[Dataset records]
━━━━━━━━━━━━━━━━━━━━━━━━━━━━━━
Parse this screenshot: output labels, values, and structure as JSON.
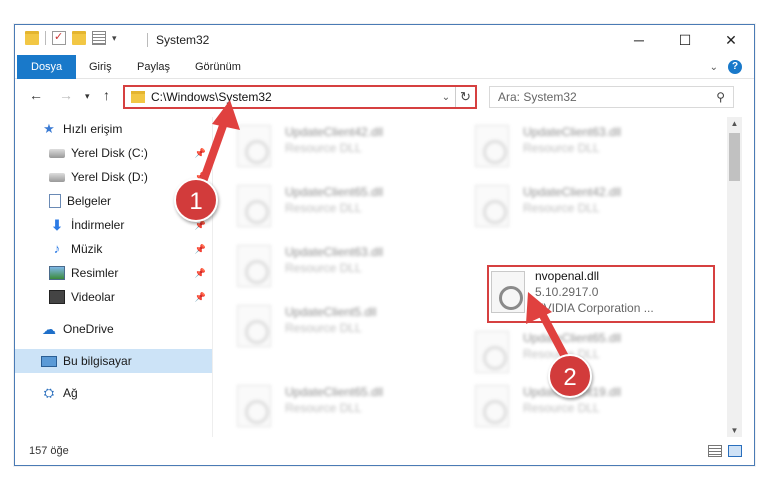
{
  "window": {
    "title": "System32"
  },
  "ribbon": {
    "tabs": [
      "Dosya",
      "Giriş",
      "Paylaş",
      "Görünüm"
    ]
  },
  "address": {
    "path": "C:\\Windows\\System32",
    "search_placeholder": "Ara: System32"
  },
  "sidebar": {
    "items": [
      {
        "label": "Hızlı erişim",
        "icon": "star-icon"
      },
      {
        "label": "Yerel Disk (C:)",
        "icon": "disk-icon"
      },
      {
        "label": "Yerel Disk (D:)",
        "icon": "disk-icon"
      },
      {
        "label": "Belgeler",
        "icon": "document-icon"
      },
      {
        "label": "İndirmeler",
        "icon": "download-icon"
      },
      {
        "label": "Müzik",
        "icon": "music-icon"
      },
      {
        "label": "Resimler",
        "icon": "pictures-icon"
      },
      {
        "label": "Videolar",
        "icon": "video-icon"
      },
      {
        "label": "OneDrive",
        "icon": "cloud-icon"
      },
      {
        "label": "Bu bilgisayar",
        "icon": "computer-icon"
      },
      {
        "label": "Ağ",
        "icon": "network-icon"
      }
    ]
  },
  "files": [
    {
      "name": "UpdateClient42.dll",
      "sub": "Resource DLL"
    },
    {
      "name": "UpdateClient63.dll",
      "sub": "Resource DLL"
    },
    {
      "name": "UpdateClient65.dll",
      "sub": "Resource DLL"
    },
    {
      "name": "UpdateClient42.dll",
      "sub": "Resource DLL"
    },
    {
      "name": "UpdateClient63.dll",
      "sub": "Resource DLL"
    },
    {
      "name": "nvopenal.dll",
      "sub": "5.10.2917.0",
      "sub2": "NVIDIA Corporation ..."
    },
    {
      "name": "UpdateClient5.dll",
      "sub": "Resource DLL"
    },
    {
      "name": "UpdateClient65.dll",
      "sub": "Resource DLL"
    },
    {
      "name": "UpdateClient65.dll",
      "sub": "Resource DLL"
    },
    {
      "name": "UpdateClient19.dll",
      "sub": "Resource DLL"
    }
  ],
  "status": {
    "count": "157 öğe"
  },
  "callouts": [
    "1",
    "2"
  ],
  "colors": {
    "accent": "#1979ca",
    "highlight": "#d64040",
    "callout": "#d23b3b"
  }
}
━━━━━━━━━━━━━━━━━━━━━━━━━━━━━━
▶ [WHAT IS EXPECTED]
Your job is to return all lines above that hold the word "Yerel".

▶ [SOLUTION]
        "label": "Yerel Disk (C:)",
        "label": "Yerel Disk (D:)",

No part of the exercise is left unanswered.